Gary Chang lives in a tiny apartment – 344 square feet – in Hong Kong. And Gary Chang is an architectural designer, so he’s taken a space that’s just about suited to a single room and allowed it to become every room in the house as needed. Bedroom? Pull down the bed. Kitchen? Pull back a wall to reveal a range and a sink. Bath? Pull aside a different wall. Laundry and utilities? Pull – you get me.
I watched a brilliant documentary on Chang’s apartment last night. And by the end of it I thought: cor, maybe we’re all thinking about this home stuff wrong? Maybe Chang’s etch-a-sketch lifestyle is the way to do it. Focus on what you love and conjure the idea of rooms around that and that alone.
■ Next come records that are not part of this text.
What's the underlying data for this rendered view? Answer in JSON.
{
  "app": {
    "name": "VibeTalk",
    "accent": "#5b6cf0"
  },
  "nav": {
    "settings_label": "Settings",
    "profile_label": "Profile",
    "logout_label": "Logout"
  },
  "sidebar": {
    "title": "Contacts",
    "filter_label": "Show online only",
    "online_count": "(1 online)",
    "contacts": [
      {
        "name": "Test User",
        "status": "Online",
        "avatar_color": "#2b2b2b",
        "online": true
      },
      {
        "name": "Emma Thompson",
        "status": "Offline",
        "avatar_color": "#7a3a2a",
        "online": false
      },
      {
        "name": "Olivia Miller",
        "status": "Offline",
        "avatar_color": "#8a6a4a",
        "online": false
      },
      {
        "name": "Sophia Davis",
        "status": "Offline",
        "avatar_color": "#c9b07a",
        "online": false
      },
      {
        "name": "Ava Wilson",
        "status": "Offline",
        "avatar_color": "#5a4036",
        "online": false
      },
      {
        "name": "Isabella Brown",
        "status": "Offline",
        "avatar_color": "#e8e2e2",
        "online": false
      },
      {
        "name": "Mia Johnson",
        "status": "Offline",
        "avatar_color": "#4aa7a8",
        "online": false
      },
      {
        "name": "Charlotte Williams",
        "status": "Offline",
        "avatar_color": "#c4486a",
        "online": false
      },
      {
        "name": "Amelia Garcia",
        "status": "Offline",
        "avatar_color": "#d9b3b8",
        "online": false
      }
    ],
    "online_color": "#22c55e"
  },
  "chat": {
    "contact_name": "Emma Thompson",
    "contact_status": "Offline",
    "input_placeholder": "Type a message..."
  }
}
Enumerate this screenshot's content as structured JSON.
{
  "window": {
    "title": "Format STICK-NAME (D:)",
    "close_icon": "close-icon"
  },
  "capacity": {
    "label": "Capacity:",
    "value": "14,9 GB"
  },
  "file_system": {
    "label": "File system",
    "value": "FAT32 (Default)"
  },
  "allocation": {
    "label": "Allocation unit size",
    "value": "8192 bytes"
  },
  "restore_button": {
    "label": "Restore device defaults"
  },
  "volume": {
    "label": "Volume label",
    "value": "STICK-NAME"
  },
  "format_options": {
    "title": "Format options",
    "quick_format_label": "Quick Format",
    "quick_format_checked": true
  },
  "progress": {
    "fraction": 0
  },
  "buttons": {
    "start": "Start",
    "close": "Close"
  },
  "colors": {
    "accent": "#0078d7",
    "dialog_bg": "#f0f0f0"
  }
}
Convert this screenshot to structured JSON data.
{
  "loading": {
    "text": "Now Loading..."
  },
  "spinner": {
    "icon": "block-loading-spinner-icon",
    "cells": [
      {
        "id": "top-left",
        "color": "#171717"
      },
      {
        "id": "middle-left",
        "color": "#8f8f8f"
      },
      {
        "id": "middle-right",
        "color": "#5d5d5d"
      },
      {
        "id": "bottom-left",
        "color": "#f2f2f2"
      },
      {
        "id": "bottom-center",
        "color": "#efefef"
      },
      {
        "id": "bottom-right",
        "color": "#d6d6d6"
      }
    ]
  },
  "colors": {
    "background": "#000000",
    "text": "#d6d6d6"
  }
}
Opt for a house that slides into place only when you want it to be there.
Harmoniously – a suspicious kind of harmony really – I then spent today playing Loot River. Loot River is an inventive and deeply satisfying roguelite, a top-down affair with a touch of Souls to it. There are a lot of these. But Loot River has a big idea, and it’s an idea Chang might approve of. The game plays out on dungeons made of floating tiles – tetrominos put you in the right headspace, but there are lots more shapes – and as you move around with the left stick, you can move the tile you’re on with the right, sliding it through the water from one spot to another.